The entire Ottawa area has been hit hard by this week's intense levels of rainfall, but nowhere has felt the brunt of it harder than North Gower, a small township located southwest of the nation's capital whose population hovers near 2,200 and has never before experienced this kind of a downpour.
"I'd never seen anything like this since I've lived here," said North Gower resident Ron Doyle, to CBC. "I hope the water hasn't done too much damage in my basement. But I'm pumping it out right now as fast as I can. I hope my insurance covers it, I guess."
The severity of this individual flood is compounded by what has already been an unusually rough warm season for the township.
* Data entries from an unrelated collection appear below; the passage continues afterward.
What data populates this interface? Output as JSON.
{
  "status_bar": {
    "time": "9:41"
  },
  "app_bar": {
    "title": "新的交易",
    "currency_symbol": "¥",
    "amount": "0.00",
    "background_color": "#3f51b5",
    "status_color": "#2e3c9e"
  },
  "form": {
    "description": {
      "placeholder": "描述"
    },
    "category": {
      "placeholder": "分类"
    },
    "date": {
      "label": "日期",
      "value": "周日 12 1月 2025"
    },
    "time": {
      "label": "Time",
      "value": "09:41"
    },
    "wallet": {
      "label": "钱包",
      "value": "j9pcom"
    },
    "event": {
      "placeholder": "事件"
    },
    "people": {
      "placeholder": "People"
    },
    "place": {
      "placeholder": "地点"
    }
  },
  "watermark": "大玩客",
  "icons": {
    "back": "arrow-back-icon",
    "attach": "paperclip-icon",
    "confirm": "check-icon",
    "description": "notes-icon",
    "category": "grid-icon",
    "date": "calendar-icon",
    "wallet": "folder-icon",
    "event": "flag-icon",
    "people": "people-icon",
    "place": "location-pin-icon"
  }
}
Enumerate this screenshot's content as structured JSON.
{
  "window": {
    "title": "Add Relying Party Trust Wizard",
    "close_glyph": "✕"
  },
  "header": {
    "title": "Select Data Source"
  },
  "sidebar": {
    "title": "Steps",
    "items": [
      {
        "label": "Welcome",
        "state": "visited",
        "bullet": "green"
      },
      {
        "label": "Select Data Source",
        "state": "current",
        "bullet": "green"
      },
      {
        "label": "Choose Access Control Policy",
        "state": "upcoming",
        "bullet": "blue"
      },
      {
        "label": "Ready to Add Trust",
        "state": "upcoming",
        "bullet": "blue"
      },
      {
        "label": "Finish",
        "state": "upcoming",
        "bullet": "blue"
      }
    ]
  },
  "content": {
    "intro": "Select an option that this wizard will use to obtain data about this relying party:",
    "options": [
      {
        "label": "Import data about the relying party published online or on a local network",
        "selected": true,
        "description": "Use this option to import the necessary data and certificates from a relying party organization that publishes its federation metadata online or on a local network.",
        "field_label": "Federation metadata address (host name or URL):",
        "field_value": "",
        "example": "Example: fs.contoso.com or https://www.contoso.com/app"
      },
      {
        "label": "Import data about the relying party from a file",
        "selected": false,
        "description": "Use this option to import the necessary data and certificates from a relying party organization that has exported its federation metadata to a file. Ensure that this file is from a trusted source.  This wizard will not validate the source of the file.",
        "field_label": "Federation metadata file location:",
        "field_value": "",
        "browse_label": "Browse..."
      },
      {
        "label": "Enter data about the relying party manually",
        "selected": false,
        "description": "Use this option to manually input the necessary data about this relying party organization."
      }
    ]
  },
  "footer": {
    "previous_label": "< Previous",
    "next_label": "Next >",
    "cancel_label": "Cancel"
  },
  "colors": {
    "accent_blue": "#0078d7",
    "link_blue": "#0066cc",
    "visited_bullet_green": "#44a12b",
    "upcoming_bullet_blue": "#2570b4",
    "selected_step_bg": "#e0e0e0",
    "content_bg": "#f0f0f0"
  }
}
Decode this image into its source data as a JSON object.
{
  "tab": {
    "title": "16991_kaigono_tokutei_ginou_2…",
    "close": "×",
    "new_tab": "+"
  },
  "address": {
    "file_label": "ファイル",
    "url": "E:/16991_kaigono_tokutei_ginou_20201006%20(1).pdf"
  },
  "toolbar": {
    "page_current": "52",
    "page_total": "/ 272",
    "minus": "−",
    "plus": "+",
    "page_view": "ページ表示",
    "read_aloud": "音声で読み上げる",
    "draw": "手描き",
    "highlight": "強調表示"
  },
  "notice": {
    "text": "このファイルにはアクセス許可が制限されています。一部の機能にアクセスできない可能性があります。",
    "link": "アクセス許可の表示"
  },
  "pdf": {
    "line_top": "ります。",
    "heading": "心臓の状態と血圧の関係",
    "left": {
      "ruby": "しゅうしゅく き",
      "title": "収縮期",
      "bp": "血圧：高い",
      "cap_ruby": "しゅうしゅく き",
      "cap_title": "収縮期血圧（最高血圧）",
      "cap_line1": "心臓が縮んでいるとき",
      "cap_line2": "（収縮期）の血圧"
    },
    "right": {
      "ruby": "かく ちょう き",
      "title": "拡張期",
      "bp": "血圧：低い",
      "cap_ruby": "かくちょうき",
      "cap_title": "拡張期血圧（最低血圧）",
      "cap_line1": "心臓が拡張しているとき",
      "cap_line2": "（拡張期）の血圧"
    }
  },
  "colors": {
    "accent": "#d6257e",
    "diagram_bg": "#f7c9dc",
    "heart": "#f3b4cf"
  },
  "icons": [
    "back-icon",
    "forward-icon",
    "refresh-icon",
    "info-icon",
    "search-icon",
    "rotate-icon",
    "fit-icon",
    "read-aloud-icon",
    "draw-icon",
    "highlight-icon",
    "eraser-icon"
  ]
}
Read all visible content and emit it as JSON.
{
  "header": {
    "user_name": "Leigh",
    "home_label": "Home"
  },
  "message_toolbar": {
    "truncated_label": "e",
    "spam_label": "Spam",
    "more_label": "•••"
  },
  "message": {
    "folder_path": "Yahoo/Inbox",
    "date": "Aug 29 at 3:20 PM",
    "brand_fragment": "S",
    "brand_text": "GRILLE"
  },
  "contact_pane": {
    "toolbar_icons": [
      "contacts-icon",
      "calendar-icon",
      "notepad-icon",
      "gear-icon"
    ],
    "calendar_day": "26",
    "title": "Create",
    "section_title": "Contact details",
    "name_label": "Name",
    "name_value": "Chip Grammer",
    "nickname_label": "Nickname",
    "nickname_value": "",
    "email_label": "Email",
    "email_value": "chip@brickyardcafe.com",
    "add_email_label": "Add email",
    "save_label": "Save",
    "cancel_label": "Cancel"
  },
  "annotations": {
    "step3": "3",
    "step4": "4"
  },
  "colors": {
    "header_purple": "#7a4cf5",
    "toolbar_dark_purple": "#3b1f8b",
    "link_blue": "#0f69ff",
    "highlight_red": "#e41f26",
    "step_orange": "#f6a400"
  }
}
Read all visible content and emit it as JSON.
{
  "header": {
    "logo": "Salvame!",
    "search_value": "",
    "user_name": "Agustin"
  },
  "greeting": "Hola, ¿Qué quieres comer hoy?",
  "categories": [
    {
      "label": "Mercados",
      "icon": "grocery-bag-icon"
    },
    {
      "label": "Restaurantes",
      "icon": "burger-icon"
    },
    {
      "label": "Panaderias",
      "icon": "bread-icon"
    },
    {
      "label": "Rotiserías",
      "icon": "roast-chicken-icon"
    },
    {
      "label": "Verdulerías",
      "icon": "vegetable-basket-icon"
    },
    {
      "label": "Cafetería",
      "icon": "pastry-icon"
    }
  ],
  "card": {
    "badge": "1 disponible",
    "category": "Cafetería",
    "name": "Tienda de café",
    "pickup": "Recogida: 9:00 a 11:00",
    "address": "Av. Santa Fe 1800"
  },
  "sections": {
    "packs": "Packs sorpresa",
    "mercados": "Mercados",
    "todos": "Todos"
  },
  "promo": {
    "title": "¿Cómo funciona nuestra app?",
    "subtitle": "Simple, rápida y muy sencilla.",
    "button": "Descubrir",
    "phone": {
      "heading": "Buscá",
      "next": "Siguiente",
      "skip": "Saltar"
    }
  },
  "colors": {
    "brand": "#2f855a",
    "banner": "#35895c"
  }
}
"[The rain] has really just added to a bad situation to begin with" said regional councillor Scott Moffatt. "This is about the third or fourth flood event that we've seen in the North Gower area this spring and summer. It's been a very difficult summer for at least the farmers around here, but now all of a sudden what we're seeing here is impact on homes, impact on local businesses, because the level of the water is just so high."
It has unfortunately also led to issues with natural gas, hydro, drinking water, and rotting lumber, the latter of which has been harmed by the need to lock several of the Rideau Canal lock stations.
Some of those, however, have now reopened. Those are the Brass Point Swing Bridge, Poonamalie, and Beveridges lock stations. Parks Canada has been working diligently to have Canal activity return to normal and will be providing regular updates on the status of operations.